[Source records]
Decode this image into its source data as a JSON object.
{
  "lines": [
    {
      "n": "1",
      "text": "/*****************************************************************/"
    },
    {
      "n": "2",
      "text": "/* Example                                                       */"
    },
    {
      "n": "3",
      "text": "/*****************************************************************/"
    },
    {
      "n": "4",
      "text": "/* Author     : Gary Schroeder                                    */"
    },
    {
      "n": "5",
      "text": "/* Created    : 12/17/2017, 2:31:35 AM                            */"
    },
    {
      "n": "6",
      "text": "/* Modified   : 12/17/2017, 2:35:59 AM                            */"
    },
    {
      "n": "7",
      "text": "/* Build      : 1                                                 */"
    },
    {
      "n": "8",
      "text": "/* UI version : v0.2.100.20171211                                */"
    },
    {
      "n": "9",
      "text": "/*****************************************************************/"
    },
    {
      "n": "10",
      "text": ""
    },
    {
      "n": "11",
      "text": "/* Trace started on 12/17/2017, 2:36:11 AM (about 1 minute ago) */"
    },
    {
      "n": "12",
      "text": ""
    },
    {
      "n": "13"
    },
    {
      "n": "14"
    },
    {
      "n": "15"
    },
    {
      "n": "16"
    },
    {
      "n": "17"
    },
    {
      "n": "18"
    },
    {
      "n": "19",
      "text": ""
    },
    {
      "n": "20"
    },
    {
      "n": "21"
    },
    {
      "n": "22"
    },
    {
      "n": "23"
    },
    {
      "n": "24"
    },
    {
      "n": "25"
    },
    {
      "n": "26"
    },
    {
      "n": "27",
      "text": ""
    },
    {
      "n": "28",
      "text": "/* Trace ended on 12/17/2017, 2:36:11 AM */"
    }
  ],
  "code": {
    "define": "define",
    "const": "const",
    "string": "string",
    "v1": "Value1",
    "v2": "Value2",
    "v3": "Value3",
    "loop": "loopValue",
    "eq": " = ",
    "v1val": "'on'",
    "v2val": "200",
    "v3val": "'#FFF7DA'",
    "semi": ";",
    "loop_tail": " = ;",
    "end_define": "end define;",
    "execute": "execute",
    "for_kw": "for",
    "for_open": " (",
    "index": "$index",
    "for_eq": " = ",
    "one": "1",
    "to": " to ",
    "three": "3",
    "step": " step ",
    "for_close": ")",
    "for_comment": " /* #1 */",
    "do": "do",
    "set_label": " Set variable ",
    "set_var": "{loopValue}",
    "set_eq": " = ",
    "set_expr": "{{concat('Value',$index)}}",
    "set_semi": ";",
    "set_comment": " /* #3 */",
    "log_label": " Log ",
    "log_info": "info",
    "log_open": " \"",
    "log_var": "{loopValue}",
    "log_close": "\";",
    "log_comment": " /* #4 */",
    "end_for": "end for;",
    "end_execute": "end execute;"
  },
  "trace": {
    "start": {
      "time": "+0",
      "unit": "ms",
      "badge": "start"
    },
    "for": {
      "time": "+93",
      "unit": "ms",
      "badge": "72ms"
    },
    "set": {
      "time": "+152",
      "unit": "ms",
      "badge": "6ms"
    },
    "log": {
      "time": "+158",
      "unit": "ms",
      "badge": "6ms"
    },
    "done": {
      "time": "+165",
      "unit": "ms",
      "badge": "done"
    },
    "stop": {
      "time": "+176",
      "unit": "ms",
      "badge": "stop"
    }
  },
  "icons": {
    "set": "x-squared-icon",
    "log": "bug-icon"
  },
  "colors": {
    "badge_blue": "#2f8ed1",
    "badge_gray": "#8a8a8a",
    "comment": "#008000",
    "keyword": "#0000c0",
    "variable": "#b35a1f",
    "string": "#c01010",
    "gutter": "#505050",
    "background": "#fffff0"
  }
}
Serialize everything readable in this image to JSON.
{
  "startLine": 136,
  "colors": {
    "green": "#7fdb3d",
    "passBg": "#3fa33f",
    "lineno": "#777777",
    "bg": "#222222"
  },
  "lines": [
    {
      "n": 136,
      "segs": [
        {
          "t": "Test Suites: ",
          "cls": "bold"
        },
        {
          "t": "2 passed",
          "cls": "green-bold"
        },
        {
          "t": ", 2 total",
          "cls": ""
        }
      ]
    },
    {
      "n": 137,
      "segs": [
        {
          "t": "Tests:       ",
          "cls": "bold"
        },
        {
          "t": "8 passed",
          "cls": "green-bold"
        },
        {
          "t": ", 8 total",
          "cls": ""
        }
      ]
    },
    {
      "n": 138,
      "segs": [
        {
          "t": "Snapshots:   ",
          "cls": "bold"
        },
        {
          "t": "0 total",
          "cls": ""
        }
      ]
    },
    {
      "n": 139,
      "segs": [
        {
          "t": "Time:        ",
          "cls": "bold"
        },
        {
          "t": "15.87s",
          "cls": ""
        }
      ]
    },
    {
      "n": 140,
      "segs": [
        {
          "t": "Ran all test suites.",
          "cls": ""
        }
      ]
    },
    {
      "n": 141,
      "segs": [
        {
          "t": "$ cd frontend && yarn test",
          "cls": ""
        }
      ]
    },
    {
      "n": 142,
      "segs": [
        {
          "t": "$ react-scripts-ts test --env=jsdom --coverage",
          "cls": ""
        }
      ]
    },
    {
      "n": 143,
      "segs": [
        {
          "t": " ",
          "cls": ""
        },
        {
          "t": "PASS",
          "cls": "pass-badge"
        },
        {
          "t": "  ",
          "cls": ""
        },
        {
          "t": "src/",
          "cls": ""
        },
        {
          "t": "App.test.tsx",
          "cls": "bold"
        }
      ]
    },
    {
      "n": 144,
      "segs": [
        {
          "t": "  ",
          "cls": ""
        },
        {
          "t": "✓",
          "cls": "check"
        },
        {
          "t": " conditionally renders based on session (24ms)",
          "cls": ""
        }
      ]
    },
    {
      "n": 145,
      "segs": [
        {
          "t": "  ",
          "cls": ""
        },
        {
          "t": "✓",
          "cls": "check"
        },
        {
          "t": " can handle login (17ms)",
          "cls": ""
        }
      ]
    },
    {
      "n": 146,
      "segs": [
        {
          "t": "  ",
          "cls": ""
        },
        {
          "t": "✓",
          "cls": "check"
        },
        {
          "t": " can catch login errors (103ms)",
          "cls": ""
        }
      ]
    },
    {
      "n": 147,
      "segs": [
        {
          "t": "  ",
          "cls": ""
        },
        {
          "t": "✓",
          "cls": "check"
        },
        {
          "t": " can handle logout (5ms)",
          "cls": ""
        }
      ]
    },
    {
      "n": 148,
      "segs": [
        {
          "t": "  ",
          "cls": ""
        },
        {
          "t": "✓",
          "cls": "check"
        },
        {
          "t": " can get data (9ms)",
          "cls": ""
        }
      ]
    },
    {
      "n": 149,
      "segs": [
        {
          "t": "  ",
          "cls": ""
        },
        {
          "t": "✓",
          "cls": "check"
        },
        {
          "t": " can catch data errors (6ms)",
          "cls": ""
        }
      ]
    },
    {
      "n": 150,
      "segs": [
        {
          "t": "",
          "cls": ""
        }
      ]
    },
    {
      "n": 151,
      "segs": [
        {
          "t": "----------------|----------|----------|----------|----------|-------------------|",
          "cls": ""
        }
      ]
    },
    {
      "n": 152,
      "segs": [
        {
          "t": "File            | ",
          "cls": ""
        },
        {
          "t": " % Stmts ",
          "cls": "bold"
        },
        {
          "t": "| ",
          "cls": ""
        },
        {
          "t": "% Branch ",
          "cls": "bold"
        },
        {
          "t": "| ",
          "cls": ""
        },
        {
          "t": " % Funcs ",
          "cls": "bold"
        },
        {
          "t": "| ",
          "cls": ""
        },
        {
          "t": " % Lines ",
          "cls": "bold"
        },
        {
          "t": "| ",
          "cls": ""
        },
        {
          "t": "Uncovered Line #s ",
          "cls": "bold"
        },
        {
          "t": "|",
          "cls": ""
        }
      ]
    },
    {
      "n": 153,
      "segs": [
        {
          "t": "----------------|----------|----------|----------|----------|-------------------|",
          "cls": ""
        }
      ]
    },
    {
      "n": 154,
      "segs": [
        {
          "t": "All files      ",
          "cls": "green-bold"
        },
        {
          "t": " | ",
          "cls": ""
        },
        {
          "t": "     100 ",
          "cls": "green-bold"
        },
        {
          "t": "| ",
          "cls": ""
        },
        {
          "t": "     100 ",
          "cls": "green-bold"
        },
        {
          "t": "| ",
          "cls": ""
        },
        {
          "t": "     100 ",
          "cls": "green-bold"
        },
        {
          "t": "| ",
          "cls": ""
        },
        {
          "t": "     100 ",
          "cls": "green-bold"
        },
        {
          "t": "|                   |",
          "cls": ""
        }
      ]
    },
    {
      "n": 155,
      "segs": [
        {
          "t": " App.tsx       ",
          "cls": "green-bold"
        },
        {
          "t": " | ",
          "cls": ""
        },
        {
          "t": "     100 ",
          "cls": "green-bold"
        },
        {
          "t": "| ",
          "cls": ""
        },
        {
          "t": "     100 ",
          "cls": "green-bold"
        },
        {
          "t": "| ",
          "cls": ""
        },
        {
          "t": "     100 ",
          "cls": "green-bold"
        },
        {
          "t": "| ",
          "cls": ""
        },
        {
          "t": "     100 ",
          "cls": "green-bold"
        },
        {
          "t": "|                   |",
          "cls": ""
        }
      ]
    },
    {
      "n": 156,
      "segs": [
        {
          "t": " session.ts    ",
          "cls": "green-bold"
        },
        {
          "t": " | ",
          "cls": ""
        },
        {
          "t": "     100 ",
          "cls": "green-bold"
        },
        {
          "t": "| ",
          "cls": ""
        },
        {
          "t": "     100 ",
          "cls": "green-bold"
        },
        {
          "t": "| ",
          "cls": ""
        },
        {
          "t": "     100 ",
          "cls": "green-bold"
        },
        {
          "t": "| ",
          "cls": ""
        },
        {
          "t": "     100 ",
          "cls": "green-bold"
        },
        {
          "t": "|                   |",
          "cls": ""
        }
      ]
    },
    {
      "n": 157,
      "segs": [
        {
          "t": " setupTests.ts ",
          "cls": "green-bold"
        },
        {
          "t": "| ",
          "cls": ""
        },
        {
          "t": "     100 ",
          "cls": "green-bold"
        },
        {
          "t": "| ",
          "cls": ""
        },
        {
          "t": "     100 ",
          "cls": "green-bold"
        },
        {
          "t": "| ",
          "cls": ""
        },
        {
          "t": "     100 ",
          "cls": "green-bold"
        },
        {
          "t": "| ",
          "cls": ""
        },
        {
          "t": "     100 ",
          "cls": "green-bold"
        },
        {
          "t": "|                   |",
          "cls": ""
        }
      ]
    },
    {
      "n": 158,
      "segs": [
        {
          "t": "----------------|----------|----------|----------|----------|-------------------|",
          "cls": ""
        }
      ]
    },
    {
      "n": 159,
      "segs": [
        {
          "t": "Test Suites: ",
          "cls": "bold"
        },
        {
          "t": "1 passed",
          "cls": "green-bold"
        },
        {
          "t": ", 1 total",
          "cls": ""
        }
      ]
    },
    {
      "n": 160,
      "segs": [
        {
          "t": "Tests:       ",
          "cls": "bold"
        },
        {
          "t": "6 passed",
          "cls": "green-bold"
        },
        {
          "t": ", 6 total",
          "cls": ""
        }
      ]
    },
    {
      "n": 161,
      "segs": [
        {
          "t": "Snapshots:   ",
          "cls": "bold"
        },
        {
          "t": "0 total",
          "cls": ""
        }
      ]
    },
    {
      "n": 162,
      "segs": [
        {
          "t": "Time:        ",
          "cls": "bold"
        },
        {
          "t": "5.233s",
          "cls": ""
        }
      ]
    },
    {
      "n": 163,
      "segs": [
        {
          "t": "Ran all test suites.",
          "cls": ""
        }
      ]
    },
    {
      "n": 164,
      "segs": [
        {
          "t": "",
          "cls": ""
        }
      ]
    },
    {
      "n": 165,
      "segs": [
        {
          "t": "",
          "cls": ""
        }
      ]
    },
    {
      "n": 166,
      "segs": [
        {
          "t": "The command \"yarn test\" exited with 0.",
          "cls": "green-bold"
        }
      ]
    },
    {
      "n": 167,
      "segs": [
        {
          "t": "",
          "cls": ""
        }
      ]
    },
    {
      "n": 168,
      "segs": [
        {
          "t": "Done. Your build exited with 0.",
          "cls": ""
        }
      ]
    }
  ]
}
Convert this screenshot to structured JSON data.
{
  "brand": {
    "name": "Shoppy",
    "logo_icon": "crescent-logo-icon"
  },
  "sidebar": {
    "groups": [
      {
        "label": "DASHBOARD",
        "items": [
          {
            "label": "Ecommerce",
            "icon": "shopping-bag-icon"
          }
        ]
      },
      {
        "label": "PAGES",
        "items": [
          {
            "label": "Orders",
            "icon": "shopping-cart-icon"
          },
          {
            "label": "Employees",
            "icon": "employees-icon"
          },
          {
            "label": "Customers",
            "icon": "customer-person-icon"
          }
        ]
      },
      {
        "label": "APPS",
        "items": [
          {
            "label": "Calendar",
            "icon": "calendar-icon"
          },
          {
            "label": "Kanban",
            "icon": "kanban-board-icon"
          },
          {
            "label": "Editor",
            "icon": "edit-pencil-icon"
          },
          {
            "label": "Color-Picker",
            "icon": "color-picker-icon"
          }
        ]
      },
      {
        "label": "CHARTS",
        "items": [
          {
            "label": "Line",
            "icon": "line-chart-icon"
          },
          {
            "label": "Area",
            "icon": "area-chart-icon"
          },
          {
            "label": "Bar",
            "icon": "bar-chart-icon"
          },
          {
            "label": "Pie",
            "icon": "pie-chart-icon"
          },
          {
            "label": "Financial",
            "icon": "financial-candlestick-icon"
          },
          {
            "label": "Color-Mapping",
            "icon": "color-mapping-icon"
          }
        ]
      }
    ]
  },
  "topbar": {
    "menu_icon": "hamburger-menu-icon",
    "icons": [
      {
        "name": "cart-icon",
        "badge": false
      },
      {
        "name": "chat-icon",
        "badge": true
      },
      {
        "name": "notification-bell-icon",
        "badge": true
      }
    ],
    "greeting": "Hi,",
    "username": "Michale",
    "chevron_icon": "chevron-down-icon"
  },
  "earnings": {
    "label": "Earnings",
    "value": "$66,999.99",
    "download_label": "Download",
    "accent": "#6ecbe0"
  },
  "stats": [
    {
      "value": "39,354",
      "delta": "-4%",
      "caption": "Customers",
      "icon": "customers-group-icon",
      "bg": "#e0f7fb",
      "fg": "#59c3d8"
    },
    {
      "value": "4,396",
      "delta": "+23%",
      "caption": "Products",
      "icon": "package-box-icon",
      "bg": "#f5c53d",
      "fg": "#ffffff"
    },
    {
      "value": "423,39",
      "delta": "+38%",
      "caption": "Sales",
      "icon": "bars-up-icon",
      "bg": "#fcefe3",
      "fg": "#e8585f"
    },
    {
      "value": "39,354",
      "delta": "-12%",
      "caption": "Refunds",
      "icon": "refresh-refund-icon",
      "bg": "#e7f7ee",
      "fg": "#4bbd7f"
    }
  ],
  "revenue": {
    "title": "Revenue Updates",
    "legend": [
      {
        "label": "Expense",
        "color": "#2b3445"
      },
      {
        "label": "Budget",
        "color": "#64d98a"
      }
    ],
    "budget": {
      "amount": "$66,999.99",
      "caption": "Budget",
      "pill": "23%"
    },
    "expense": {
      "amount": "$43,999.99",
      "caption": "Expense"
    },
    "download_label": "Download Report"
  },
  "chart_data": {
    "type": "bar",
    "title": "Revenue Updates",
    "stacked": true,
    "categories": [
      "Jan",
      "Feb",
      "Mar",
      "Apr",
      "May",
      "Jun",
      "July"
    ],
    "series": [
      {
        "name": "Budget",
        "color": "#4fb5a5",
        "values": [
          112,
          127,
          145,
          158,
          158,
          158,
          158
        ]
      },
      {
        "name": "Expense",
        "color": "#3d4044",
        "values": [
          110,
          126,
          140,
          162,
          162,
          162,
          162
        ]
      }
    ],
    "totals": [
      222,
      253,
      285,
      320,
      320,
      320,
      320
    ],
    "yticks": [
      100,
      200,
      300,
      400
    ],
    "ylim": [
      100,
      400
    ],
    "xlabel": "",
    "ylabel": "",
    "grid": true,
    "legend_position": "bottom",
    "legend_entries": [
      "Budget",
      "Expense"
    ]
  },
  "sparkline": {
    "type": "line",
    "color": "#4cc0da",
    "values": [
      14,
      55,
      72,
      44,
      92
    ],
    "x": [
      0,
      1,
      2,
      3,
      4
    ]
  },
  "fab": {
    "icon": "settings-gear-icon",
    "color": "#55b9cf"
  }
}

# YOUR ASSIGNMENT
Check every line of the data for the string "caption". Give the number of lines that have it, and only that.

# ANSWER BOX
6